Ignoring the warning from ambulatory Arab stereotype Corporal Shadid (Faycal Attougui), and undeterred by the fact that the tomb is emitting some kind of fungus or virus that causes film extras to break out in rubbery prosthetic disfigurements, Holden and Nora enter the pyramid. Accompanying them are Arab-speaking techno-wiz Zahir (Amir K, Argo), who happens to have a thing going on with Nora, as well as news cameraman Fitzie (James Buckley) and reporter Sunni (Christa Nicola). The real reason for the presence of the latter two is to provide a Blair Witch-style found footage frame around the material, but the effort is at best quarter-hearted in execution, with many master shots providing a traditional, omniscient view of the increasingly silly proceedings.
Before you can sneeze out "Akhenaten," the quintet is lost inside the bowels of the dusty ruin and one by one they're hunted down by CGI things that go bump in the dark that look like skinned feral cats with a bad dose of FIV. Those beasties turn out to be just the warm up act for the big bad (spoiler alert), jackel-headed god Anubis himself, although sequel-preparatory mentions of Mars, SETI and aliens may eventually reveal an extraterrestrial origin for the creature.
Egyptology has provided an engine for spooky films ever since the talkies started, and there's nothing wrong with trying to find new ways to coax thrills and chills from of mummies, hieroglyphics and that intrinsically creepy title, The Book of the Dead. The problem with The Pyramid is that it doesn't have a single new idea in its arsenal.

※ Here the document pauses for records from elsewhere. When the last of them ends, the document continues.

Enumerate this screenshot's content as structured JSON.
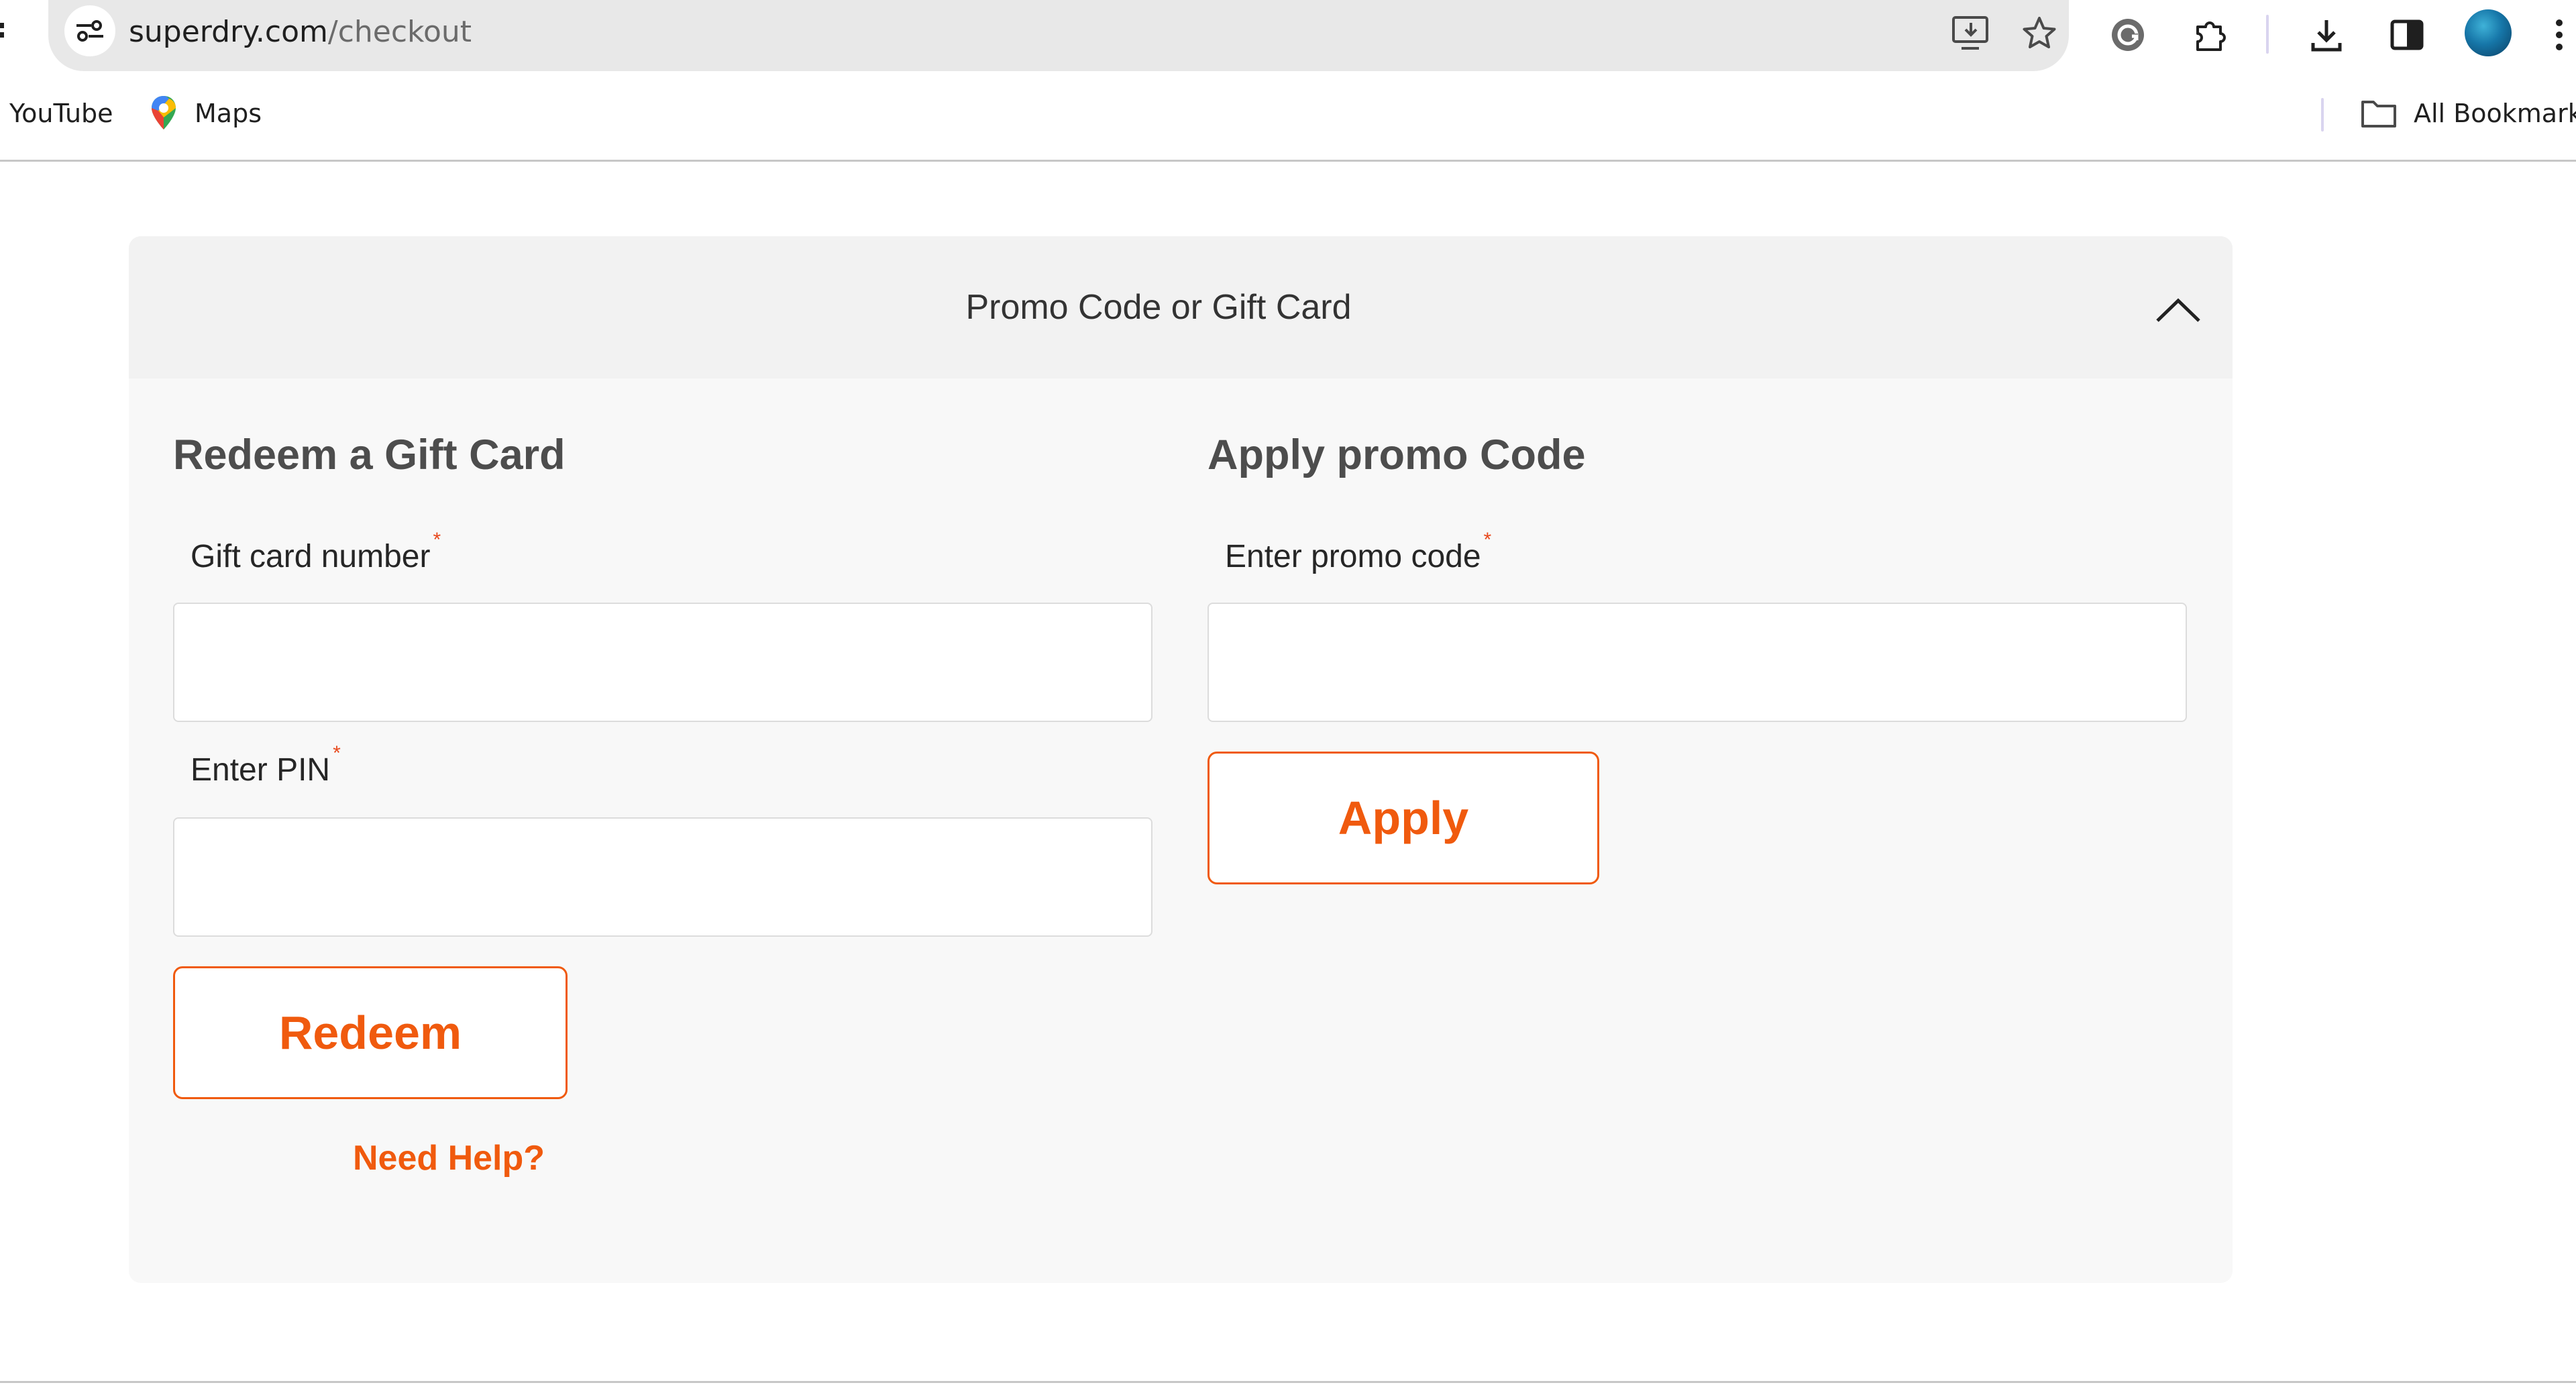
{
  "browser": {
    "url_host": "superdry.com",
    "url_path": "/checkout",
    "bookmarks": [
      {
        "label": "YouTube",
        "icon": "youtube-icon"
      },
      {
        "label": "Maps",
        "icon": "maps-pin-icon"
      }
    ],
    "all_bookmarks_label": "All Bookmarks",
    "toolbar_icons": [
      "install-app-icon",
      "star-icon",
      "grammarly-icon",
      "extensions-icon",
      "download-icon",
      "side-panel-icon",
      "profile-avatar",
      "menu-kebab-icon"
    ]
  },
  "promo_panel": {
    "title": "Promo Code or Gift Card",
    "expanded": true,
    "gift_card": {
      "heading": "Redeem a Gift Card",
      "number_label": "Gift card number",
      "number_value": "",
      "pin_label": "Enter PIN",
      "pin_value": "",
      "required_mark": "*",
      "redeem_label": "Redeem",
      "help_label": "Need Help?"
    },
    "promo": {
      "heading": "Apply promo Code",
      "code_label": "Enter promo code",
      "code_value": "",
      "required_mark": "*",
      "apply_label": "Apply"
    }
  },
  "colors": {
    "accent": "#f05a0e",
    "required": "#e8491d",
    "panel_bg": "#f8f8f8",
    "panel_header_bg": "#f2f2f2"
  }
}
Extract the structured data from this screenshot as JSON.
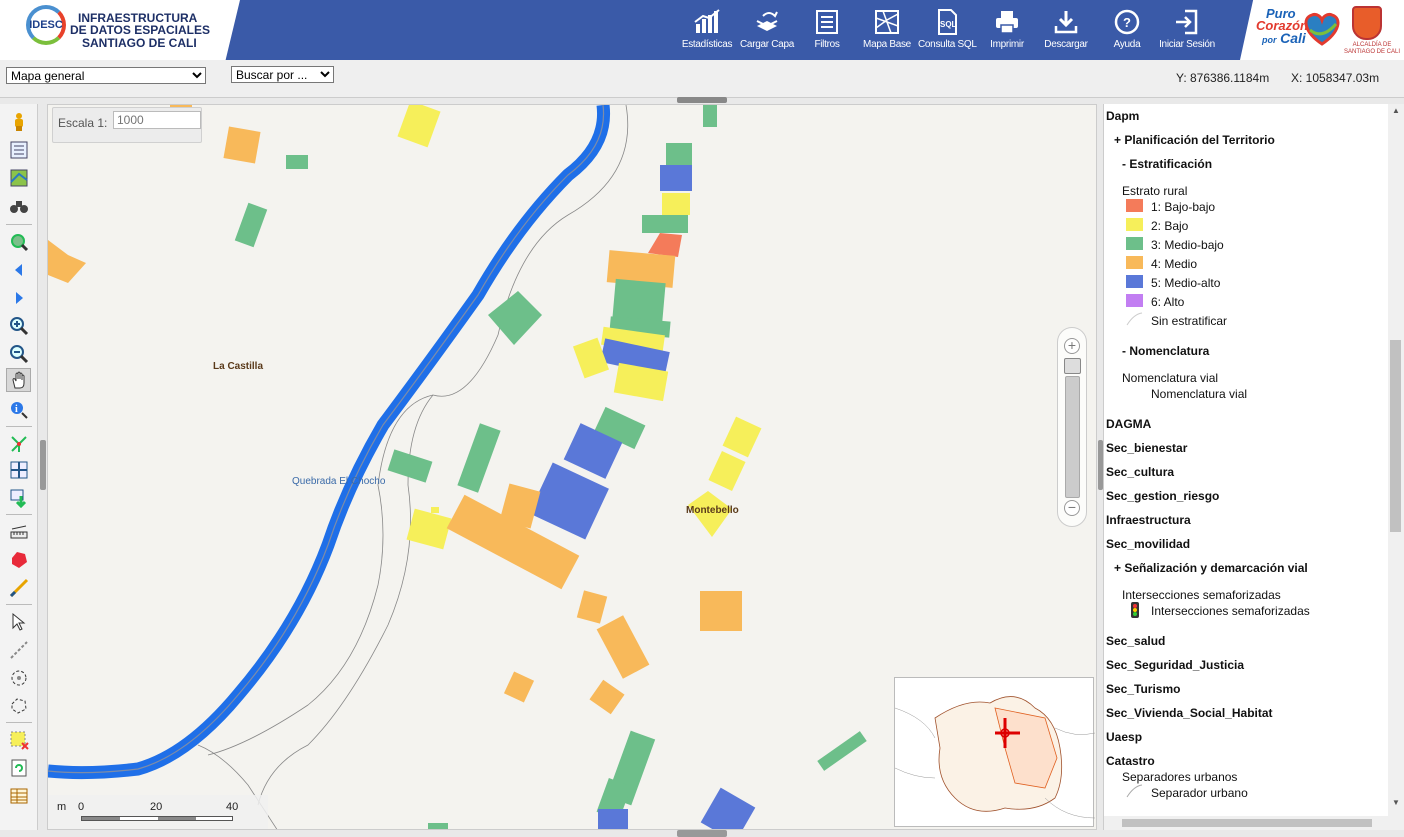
{
  "header": {
    "logo_badge": "IDESC",
    "logo_line1": "INFRAESTRUCTURA",
    "logo_line2": "DE DATOS ESPACIALES",
    "logo_line3": "SANTIAGO DE CALI",
    "slogan_line1": "Puro",
    "slogan_line2": "Corazón",
    "slogan_line3": "por",
    "slogan_line4": "Cali",
    "alcaldia_line1": "ALCALDÍA DE",
    "alcaldia_line2": "SANTIAGO DE CALI",
    "tools": [
      {
        "label": "Estadísticas",
        "icon": "bar-chart-icon"
      },
      {
        "label": "Cargar Capa",
        "icon": "upload-layer-icon"
      },
      {
        "label": "Filtros",
        "icon": "filter-icon"
      },
      {
        "label": "Mapa Base",
        "icon": "basemap-icon"
      },
      {
        "label": "Consulta SQL",
        "icon": "sql-icon"
      },
      {
        "label": "Imprimir",
        "icon": "printer-icon"
      },
      {
        "label": "Descargar",
        "icon": "download-icon"
      },
      {
        "label": "Ayuda",
        "icon": "help-icon"
      },
      {
        "label": "Iniciar Sesión",
        "icon": "login-icon"
      }
    ],
    "accent": "#3a5aa8"
  },
  "subbar": {
    "map_select": "Mapa general",
    "search_select": "Buscar por ...",
    "coord_y": "Y: 876386.1184m",
    "coord_x": "X: 1058347.03m"
  },
  "map": {
    "scale_label": "Escala 1:",
    "scale_placeholder": "1000",
    "places": [
      "La Castilla",
      "Montebello"
    ],
    "stream_label": "Quebrada El Chocho",
    "scalebar": {
      "unit": "m",
      "ticks": [
        "0",
        "20",
        "40"
      ]
    }
  },
  "legend": {
    "dapm": "Dapm",
    "planificacion": "+ Planificación del Territorio",
    "estratificacion": "- Estratificación",
    "estrato_title": "Estrato rural",
    "estratos": [
      {
        "label": "1: Bajo-bajo",
        "color": "#f47b5a"
      },
      {
        "label": "2: Bajo",
        "color": "#f6ef5a"
      },
      {
        "label": "3: Medio-bajo",
        "color": "#6dbf8a"
      },
      {
        "label": "4: Medio",
        "color": "#f8b95a"
      },
      {
        "label": "5: Medio-alto",
        "color": "#5a78d8"
      },
      {
        "label": "6: Alto",
        "color": "#c27ef2"
      }
    ],
    "sin_estratificar": "Sin estratificar",
    "nomenclatura": "- Nomenclatura",
    "nomenclatura_vial_title": "Nomenclatura vial",
    "nomenclatura_vial_item": "Nomenclatura vial",
    "groups": [
      "DAGMA",
      "Sec_bienestar",
      "Sec_cultura",
      "Sec_gestion_riesgo",
      "Infraestructura",
      "Sec_movilidad"
    ],
    "senalizacion": "+ Señalización y demarcación vial",
    "intersecciones_title": "Intersecciones semaforizadas",
    "intersecciones_item": "Intersecciones semaforizadas",
    "groups2": [
      "Sec_salud",
      "Sec_Seguridad_Justicia",
      "Sec_Turismo",
      "Sec_Vivienda_Social_Habitat",
      "Uaesp",
      "Catastro"
    ],
    "separadores_title": "Separadores urbanos",
    "separador_item": "Separador urbano"
  }
}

All the shocks are cribbed from the likes of Alien, The Descent and a ghostly host of other horror films, but they're not even very effectively done here. The timing was a little off between sound and visuals with one shock attack, for example, and the effects look like they're still in the rough-draft stages. Likewise, the performances have an unfinished quality, like line deliveries one might hear at a table run-through.
Production companies: A Twentieth Century Fox, Silvatar Media, Mark Canton, Aja production
Cast: Ashley Hinshaw, Denis O'Hare, James Buckley, Christa Nicola, Amir Z
Screenwriters: Daniel Meersand, Nick Simon
Producers: Alexandre Aja, Mark Canton, Chady Elimattar, Scott C. Silver
Executive producers: Robert O. Kaplan, Alfred S. Newman, Justine Raczkiewicz11
Director of photography: Laurent Tangy
Production designer: Marco Trentini
Editor: Scott C. Silver
Music: Nima Fakhrara
Rated R, 89 minutes